## Exercise instructions
Every record shown below is to be output exactly.
-- Opening Marker --
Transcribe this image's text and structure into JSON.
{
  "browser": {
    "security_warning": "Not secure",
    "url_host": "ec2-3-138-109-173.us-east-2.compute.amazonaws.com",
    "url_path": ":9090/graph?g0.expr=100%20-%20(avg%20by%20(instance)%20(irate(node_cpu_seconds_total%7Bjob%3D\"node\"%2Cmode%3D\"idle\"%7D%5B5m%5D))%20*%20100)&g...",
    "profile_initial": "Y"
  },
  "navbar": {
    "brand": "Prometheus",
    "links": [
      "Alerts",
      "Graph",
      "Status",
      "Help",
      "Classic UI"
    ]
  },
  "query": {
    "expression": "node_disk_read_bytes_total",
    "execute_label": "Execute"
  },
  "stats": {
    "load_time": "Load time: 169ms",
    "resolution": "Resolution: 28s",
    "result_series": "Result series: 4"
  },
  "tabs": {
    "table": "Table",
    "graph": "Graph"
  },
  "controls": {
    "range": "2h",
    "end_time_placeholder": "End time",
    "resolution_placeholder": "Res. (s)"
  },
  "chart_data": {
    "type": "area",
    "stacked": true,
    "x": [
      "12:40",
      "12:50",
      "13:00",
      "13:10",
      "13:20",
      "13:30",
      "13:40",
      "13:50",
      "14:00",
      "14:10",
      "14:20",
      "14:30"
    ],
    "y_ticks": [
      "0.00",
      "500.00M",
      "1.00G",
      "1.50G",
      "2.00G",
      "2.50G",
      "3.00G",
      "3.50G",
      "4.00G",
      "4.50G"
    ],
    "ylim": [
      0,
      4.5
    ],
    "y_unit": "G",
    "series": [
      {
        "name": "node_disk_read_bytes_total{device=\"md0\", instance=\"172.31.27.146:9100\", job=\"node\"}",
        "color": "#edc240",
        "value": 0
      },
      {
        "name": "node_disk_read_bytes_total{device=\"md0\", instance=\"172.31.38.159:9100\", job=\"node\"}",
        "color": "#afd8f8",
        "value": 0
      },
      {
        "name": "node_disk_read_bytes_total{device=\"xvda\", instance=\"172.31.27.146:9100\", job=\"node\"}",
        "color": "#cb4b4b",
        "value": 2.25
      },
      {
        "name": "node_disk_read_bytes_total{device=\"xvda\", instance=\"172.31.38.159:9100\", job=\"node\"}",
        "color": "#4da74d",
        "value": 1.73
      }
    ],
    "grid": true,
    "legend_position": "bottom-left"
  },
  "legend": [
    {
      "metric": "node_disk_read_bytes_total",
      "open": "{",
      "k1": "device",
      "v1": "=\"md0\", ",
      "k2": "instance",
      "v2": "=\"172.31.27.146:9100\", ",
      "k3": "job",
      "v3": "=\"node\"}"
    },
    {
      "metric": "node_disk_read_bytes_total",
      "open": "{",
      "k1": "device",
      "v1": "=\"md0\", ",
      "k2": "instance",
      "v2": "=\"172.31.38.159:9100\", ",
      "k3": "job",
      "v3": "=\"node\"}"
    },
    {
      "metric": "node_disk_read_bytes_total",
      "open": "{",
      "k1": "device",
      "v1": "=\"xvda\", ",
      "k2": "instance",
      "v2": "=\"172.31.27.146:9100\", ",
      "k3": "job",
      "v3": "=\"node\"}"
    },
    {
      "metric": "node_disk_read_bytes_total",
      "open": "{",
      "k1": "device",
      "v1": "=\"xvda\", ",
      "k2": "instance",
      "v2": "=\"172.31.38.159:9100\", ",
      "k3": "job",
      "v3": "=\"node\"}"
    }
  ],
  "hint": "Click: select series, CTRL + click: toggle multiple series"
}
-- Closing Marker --
## Written solution
Transcribe this image's text and structure into JSON.
{
  "browser": {
    "security_warning": "Not secure",
    "url_host": "ec2-3-138-109-173.us-east-2.compute.amazonaws.com",
    "url_path": ":9090/graph?g0.expr=100%20-%20(avg%20by%20(instance)%20(irate(node_cpu_seconds_total%7Bjob%3D\"node\"%2Cmode%3D\"idle\"%7D%5B5m%5D))%20*%20100)&g...",
    "profile_initial": "Y"
  },
  "navbar": {
    "brand": "Prometheus",
    "links": [
      "Alerts",
      "Graph",
      "Status",
      "Help",
      "Classic UI"
    ]
  },
  "query": {
    "expression": "node_disk_read_bytes_total",
    "execute_label": "Execute"
  },
  "stats": {
    "load_time": "Load time: 169ms",
    "resolution": "Resolution: 28s",
    "result_series": "Result series: 4"
  },
  "tabs": {
    "table": "Table",
    "graph": "Graph"
  },
  "controls": {
    "range": "2h",
    "end_time_placeholder": "End time",
    "resolution_placeholder": "Res. (s)"
  },
  "chart_data": {
    "type": "area",
    "stacked": true,
    "x": [
      "12:40",
      "12:50",
      "13:00",
      "13:10",
      "13:20",
      "13:30",
      "13:40",
      "13:50",
      "14:00",
      "14:10",
      "14:20",
      "14:30"
    ],
    "y_ticks": [
      "0.00",
      "500.00M",
      "1.00G",
      "1.50G",
      "2.00G",
      "2.50G",
      "3.00G",
      "3.50G",
      "4.00G",
      "4.50G"
    ],
    "ylim": [
      0,
      4.5
    ],
    "y_unit": "G",
    "series": [
      {
        "name": "node_disk_read_bytes_total{device=\"md0\", instance=\"172.31.27.146:9100\", job=\"node\"}",
        "color": "#edc240",
        "value": 0
      },
      {
        "name": "node_disk_read_bytes_total{device=\"md0\", instance=\"172.31.38.159:9100\", job=\"node\"}",
        "color": "#afd8f8",
        "value": 0
      },
      {
        "name": "node_disk_read_bytes_total{device=\"xvda\", instance=\"172.31.27.146:9100\", job=\"node\"}",
        "color": "#cb4b4b",
        "value": 2.25
      },
      {
        "name": "node_disk_read_bytes_total{device=\"xvda\", instance=\"172.31.38.159:9100\", job=\"node\"}",
        "color": "#4da74d",
        "value": 1.73
      }
    ],
    "grid": true,
    "legend_position": "bottom-left"
  },
  "legend": [
    {
      "metric": "node_disk_read_bytes_total",
      "open": "{",
      "k1": "device",
      "v1": "=\"md0\", ",
      "k2": "instance",
      "v2": "=\"172.31.27.146:9100\", ",
      "k3": "job",
      "v3": "=\"node\"}"
    },
    {
      "metric": "node_disk_read_bytes_total",
      "open": "{",
      "k1": "device",
      "v1": "=\"md0\", ",
      "k2": "instance",
      "v2": "=\"172.31.38.159:9100\", ",
      "k3": "job",
      "v3": "=\"node\"}"
    },
    {
      "metric": "node_disk_read_bytes_total",
      "open": "{",
      "k1": "device",
      "v1": "=\"xvda\", ",
      "k2": "instance",
      "v2": "=\"172.31.27.146:9100\", ",
      "k3": "job",
      "v3": "=\"node\"}"
    },
    {
      "metric": "node_disk_read_bytes_total",
      "open": "{",
      "k1": "device",
      "v1": "=\"xvda\", ",
      "k2": "instance",
      "v2": "=\"172.31.38.159:9100\", ",
      "k3": "job",
      "v3": "=\"node\"}"
    }
  ],
  "hint": "Click: select series, CTRL + click: toggle multiple series"
}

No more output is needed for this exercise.